## Problem details:
Find every line below with the string "porta" and pick it out.

## Records supplied:

=== Begin Enclosure ===

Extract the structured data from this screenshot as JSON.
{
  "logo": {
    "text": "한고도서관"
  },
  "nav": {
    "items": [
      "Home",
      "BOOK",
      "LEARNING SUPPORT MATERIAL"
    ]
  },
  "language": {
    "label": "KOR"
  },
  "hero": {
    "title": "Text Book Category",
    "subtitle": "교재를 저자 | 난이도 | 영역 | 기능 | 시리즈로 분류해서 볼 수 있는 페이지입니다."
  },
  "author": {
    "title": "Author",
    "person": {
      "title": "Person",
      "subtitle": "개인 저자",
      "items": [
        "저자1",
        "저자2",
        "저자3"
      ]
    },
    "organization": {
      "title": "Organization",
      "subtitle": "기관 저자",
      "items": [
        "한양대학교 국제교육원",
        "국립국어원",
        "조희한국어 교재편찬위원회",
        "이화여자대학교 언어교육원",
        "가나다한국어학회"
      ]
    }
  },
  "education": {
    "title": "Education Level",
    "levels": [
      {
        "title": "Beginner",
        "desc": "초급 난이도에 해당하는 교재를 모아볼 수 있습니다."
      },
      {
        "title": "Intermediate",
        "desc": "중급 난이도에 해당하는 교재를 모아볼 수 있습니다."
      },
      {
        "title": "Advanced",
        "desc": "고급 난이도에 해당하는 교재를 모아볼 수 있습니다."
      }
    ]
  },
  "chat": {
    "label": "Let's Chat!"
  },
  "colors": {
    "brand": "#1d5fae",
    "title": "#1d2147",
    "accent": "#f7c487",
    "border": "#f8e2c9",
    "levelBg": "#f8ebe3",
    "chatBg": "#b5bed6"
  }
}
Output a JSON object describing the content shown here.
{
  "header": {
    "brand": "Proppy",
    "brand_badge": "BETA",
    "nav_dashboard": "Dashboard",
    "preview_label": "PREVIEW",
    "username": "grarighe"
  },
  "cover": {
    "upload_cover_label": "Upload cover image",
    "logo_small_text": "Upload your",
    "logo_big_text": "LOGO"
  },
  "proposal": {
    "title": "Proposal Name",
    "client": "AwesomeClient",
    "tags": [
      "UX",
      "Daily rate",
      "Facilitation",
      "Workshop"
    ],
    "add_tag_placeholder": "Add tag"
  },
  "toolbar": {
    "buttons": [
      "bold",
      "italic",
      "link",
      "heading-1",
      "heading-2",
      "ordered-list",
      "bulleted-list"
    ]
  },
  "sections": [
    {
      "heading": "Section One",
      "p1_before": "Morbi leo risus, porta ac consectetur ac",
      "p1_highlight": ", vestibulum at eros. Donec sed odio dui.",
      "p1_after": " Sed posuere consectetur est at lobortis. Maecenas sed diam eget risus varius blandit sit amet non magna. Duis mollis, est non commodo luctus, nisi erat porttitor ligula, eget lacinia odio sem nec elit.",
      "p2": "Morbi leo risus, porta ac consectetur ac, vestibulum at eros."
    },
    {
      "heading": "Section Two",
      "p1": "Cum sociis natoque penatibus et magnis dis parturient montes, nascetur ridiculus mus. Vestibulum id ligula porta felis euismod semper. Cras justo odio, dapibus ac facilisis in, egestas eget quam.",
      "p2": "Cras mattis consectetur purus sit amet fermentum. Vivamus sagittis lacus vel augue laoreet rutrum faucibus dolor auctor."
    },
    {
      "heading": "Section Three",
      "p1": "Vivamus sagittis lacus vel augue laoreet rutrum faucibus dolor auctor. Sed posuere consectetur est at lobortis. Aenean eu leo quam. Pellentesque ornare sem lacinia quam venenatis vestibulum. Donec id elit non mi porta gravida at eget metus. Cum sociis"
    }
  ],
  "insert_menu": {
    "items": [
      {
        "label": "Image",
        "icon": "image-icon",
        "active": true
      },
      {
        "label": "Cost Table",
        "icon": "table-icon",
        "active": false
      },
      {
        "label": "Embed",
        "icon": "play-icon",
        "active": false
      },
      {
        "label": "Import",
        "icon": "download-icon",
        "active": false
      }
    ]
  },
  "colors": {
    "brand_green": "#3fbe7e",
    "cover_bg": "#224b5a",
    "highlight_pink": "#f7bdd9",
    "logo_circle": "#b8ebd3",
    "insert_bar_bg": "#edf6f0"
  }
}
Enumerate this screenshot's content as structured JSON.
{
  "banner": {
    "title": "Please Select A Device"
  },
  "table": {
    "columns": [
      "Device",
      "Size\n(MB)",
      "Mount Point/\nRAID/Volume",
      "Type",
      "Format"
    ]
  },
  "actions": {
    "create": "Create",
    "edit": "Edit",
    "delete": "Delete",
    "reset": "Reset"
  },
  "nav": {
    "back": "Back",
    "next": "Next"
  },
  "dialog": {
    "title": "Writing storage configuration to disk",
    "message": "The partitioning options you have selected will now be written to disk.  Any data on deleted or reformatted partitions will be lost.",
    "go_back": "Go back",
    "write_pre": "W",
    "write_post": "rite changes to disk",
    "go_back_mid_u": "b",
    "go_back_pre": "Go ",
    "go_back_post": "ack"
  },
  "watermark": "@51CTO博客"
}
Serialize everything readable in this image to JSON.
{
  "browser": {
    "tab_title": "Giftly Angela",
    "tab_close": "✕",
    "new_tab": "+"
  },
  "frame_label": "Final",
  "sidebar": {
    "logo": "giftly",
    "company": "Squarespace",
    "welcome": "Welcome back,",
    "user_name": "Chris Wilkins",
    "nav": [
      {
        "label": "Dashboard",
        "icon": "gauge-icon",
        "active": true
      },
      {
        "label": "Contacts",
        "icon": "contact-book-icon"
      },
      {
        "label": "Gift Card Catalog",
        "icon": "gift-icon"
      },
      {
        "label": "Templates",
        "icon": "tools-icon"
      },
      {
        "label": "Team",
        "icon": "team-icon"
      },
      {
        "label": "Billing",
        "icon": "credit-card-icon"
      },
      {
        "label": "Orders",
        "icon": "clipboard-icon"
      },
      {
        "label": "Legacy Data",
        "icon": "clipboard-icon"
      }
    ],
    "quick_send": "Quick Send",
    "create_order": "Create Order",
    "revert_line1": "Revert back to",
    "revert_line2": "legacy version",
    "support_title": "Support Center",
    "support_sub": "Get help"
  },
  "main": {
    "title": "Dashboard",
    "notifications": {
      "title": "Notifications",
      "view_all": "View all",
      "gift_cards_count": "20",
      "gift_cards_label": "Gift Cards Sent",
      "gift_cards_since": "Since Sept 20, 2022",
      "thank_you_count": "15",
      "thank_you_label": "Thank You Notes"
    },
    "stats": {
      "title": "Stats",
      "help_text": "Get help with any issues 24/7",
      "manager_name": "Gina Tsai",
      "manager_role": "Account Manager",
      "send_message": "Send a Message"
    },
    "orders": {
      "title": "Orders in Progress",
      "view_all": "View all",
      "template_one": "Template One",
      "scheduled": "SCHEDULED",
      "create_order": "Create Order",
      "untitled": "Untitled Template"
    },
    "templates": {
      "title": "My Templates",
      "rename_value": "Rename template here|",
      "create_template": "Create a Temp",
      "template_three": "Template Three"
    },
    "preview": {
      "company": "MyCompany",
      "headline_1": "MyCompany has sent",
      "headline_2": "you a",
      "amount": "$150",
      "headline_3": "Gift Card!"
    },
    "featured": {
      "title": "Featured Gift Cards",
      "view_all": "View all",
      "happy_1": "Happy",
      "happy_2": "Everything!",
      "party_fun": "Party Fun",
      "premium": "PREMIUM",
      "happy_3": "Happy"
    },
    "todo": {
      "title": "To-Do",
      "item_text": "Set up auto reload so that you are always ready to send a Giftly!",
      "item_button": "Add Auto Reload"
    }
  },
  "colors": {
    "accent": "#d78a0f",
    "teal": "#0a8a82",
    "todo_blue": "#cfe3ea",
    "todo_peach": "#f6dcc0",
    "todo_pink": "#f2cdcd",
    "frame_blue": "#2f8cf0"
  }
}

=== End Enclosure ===

## Exercise output:
      "p1_before": "Morbi leo risus, porta ac consectetur ac",
      "p2": "Morbi leo risus, porta ac consectetur ac, vestibulum at eros."
      "p1": "Cum sociis natoque penatibus et magnis dis parturient montes, nascetur ridiculus mus. Vestibulum id ligula porta felis euismod semper. Cras justo odio, dapibus ac facilisis in, egestas eget quam.",
      "p1": "Vivamus sagittis lacus vel augue laoreet rutrum faucibus dolor auctor. Sed posuere consectetur est at lobortis. Aenean eu leo quam. Pellentesque ornare sem lacinia quam venenatis vestibulum. Donec id elit non mi porta gravida at eget metus. Cum sociis"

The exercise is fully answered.